by Williamson Murray, Richard Hart Sinnreich, & James Lacey, editors
New York: Cambrdige University Press, 2011. Pp. ix, 283.
Notes, index. $27.97 paper. ISBN: 978-0-521-15633-2
This valuable work by three notable military historians and thinkers, The Shaping of Grand Strategy opens with an introductory essay by Prof. Murrayon the nature of grand strategy, that roams across history, from the Peloponnesian War to the present in order to identify factors that help shape grand strategy, which include, among others, geography and economic power, government openness, and particularly able leadership.
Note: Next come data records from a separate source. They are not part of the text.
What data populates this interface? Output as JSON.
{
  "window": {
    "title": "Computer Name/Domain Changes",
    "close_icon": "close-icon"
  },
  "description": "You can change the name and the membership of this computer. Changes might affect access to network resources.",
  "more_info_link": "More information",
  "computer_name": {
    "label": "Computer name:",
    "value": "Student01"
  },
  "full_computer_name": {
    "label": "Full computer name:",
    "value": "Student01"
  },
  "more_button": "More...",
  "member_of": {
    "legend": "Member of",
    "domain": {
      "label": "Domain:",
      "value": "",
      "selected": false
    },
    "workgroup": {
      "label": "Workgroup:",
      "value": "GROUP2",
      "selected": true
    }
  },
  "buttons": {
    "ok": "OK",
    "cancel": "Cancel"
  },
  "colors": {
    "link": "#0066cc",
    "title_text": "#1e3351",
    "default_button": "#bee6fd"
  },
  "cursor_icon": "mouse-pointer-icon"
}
This is followed by seven essays, some by the editors and the rest by several other distinguished scholars, discussing the framing of grand strategy by various war lords from the mid-seventeenth century to the Cold War. Among the essays are ones by John A. Lynn II on the wars of Louis XIV, Jeremy Black on the Seven Years’ War, Sinnreichon Britain in the late nineteenth and early twentieth centuries, and Colin S. Gray on Truman and the dawn of the Cold War.
In the conclusion, Sinnreich uses these essays as the basis of identifying patterns in the development of grand strategy that lead to success or to failure. Along the way, the authors identify those whom they consider the most notable strategists of the modern era, a list that surprisingly includes Marlborough and Lincoln with Bismarck, Roosevelt, Churchill, and Truman, while excluding Napoleon.
The Shaping of Grand Strategy
is important reading for anyone interested in shaping of wartime policy.